Think about that for a second, because in that last sentence there were too many things in there and my main point is likely lost in the jumble. In a certain unknown number of years, you and I will be gone, we will die, kick the bucket, buy the farm, take the big sleep. So in the meantime why not jump for the stars? Speak up? Go for your desires? Say what you want? Don’t sweat the small stuff? Go for it? Don’t hold back because you might not get the chance to do this again later. Don’t settle for what you don’t want just to please someone else. Don’t play someone else’s game for the sole reason of being timid and not wanting to upset them.
Now you may already know this and as you read this you are saying …”duh!…” But I often forget and let little things bother me, let those things become the most important thing and take away the moment of now from being something greater, something wonderful. All those moments add up to a significant amount of time; time that will not be coming back to us.

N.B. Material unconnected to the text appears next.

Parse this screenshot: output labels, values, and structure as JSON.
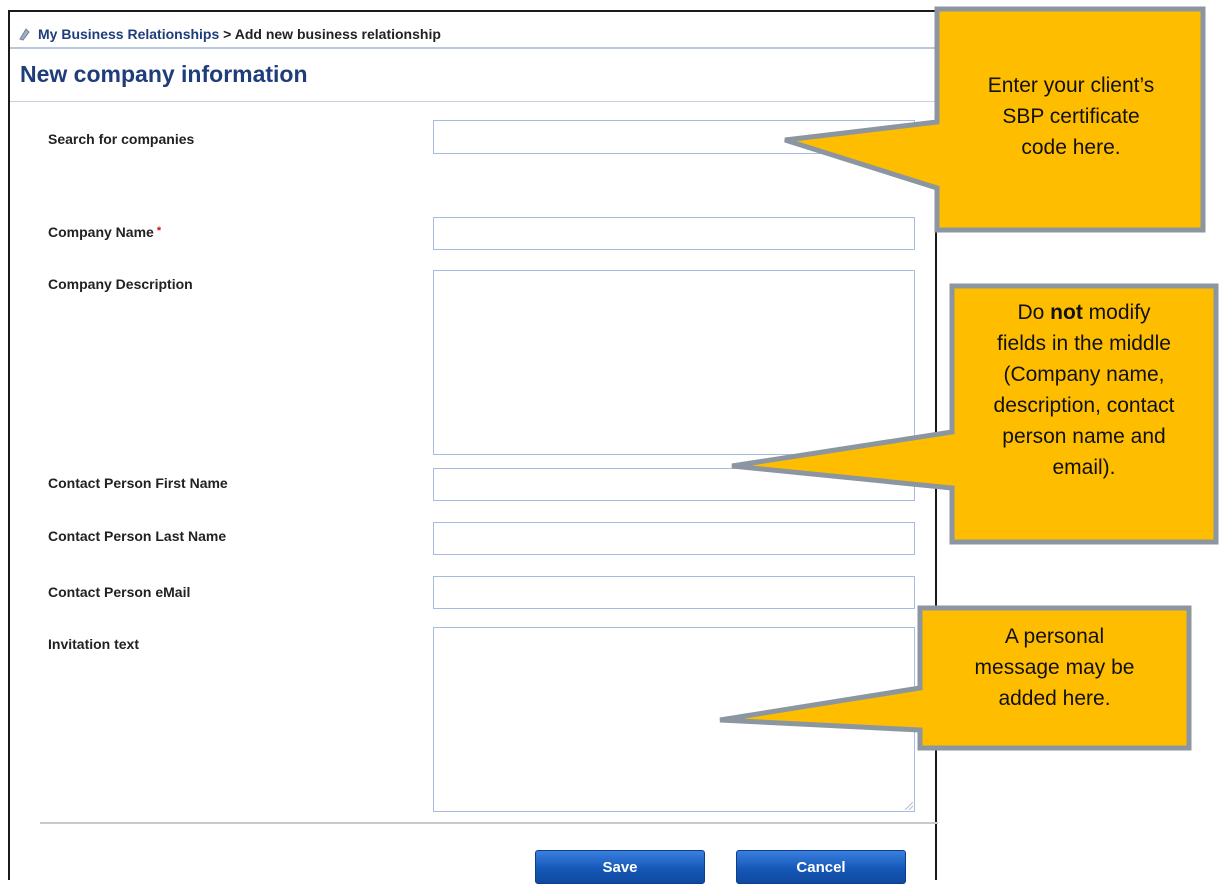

So after church, we got the family into the car. Although the kids were not eager to go to church in the first place, I chose to not focus on their lack of desire and instead just enjoy the fact that we are all together. And that moment, and the moments at dinner, became my gift. I saw the time together as precious, and eventually the kids got out of their slump and it was a really nice evening.